---------- Data for this exercise
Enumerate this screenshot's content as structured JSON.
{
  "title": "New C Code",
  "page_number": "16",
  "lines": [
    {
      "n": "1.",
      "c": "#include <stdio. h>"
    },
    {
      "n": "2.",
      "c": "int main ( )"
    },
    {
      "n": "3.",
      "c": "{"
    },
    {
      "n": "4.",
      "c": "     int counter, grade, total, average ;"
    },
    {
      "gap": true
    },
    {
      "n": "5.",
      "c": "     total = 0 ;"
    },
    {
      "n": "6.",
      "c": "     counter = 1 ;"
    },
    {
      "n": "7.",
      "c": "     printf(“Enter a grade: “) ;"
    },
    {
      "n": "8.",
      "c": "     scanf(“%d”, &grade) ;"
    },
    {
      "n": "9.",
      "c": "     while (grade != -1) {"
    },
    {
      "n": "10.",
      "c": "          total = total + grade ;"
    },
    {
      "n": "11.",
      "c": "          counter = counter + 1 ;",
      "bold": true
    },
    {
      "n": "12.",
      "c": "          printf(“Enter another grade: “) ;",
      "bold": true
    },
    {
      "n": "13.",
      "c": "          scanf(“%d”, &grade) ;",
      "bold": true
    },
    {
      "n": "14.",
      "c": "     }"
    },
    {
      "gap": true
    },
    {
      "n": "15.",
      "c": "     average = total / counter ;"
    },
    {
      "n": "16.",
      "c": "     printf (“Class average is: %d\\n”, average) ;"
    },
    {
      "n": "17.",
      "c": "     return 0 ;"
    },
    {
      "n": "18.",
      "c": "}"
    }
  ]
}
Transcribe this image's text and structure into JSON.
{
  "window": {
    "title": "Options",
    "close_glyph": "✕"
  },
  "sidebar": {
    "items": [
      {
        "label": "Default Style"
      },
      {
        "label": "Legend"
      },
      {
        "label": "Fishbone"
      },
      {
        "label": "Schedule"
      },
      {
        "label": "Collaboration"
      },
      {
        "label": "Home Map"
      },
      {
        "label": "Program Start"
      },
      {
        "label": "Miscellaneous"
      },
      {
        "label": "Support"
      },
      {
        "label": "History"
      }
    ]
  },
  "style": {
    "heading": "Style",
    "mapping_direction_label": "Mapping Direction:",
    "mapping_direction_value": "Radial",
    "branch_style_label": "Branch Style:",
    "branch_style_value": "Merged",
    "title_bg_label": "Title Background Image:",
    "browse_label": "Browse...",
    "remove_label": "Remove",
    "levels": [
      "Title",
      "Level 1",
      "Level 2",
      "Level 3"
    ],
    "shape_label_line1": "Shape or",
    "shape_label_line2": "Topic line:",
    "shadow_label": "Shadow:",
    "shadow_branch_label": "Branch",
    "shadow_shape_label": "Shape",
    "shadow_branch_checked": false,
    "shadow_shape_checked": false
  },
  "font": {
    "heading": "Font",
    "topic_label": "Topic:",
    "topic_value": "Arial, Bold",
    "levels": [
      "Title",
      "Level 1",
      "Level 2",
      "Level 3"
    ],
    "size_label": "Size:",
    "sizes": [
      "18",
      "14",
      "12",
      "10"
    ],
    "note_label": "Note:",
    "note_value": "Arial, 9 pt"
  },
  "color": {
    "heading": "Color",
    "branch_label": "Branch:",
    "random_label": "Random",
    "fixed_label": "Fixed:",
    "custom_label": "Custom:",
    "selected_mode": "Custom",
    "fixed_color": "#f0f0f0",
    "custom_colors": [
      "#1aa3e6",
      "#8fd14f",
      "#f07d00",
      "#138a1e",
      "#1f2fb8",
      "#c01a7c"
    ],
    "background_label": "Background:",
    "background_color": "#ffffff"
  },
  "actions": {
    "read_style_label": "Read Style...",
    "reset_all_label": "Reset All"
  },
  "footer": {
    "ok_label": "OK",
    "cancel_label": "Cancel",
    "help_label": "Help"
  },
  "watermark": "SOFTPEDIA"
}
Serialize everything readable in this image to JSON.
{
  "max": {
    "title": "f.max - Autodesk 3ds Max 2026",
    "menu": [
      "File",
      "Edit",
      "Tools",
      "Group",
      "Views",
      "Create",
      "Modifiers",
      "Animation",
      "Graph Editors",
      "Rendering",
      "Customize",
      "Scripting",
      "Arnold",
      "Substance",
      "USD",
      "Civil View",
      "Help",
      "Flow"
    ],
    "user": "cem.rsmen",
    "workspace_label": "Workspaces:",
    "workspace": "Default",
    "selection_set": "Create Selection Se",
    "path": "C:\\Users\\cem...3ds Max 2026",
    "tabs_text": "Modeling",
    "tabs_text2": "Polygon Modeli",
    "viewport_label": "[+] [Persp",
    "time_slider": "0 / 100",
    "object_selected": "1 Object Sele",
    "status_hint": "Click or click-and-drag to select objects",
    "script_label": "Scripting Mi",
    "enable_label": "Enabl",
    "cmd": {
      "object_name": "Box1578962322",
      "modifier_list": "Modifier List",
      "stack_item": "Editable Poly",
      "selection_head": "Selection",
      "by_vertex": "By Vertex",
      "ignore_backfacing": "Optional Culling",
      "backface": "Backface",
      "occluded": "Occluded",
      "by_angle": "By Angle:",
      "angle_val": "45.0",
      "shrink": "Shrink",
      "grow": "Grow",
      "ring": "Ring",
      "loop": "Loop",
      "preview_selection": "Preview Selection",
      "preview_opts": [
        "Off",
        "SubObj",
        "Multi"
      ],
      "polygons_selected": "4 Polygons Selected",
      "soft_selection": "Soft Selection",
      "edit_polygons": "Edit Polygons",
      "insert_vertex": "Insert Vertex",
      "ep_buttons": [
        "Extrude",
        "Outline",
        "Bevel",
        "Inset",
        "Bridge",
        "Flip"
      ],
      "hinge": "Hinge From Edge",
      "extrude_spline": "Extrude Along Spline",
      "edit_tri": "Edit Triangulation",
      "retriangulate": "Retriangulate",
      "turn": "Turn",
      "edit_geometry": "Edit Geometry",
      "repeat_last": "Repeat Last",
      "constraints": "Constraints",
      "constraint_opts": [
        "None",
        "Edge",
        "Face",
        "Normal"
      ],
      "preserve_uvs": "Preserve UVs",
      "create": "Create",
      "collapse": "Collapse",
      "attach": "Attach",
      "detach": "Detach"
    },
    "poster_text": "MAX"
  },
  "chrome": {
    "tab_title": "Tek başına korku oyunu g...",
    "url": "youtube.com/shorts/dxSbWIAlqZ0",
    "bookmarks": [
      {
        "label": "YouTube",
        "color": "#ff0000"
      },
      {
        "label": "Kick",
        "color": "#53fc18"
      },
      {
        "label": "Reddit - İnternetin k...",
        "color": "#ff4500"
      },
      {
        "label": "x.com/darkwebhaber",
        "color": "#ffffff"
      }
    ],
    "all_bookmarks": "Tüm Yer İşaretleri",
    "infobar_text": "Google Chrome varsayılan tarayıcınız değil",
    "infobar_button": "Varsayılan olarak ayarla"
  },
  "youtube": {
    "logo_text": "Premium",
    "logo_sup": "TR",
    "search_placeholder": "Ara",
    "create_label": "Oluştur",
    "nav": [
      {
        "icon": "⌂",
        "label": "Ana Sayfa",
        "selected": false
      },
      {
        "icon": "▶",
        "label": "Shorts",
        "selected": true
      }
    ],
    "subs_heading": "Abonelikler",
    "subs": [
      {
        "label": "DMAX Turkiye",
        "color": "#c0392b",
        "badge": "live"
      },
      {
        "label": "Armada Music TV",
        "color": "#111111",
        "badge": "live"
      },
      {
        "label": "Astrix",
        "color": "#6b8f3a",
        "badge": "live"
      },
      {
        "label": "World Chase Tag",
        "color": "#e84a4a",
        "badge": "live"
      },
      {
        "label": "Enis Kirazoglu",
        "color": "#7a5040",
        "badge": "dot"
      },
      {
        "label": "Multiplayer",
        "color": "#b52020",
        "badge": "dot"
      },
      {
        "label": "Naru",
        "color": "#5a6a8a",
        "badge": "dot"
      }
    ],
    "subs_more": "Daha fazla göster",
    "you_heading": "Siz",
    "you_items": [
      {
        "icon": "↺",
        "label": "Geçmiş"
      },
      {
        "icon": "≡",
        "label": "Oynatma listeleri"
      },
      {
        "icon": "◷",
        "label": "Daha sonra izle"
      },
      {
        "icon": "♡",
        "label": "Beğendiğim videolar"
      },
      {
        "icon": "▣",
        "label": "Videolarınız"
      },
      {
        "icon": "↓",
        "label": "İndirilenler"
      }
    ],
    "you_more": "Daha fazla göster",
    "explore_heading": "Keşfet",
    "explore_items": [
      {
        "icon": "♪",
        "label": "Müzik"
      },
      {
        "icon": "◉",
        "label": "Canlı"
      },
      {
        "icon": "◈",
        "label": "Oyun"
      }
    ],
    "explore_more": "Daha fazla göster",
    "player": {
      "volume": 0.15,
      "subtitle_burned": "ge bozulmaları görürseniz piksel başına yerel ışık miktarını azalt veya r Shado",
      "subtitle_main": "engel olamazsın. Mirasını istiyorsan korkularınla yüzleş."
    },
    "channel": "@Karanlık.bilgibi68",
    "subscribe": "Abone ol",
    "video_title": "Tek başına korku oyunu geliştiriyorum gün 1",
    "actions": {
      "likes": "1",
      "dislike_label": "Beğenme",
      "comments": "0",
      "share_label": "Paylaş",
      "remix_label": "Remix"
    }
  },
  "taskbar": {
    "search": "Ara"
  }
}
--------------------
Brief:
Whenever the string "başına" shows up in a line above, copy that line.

Task output:
    "tab_title": "Tek başına korku oyunu g...",
      "subtitle_burned": "ge bozulmaları görürseniz piksel başına yerel ışık miktarını azalt veya r Shado",
    "video_title": "Tek başına korku oyunu geliştiriyorum gün 1",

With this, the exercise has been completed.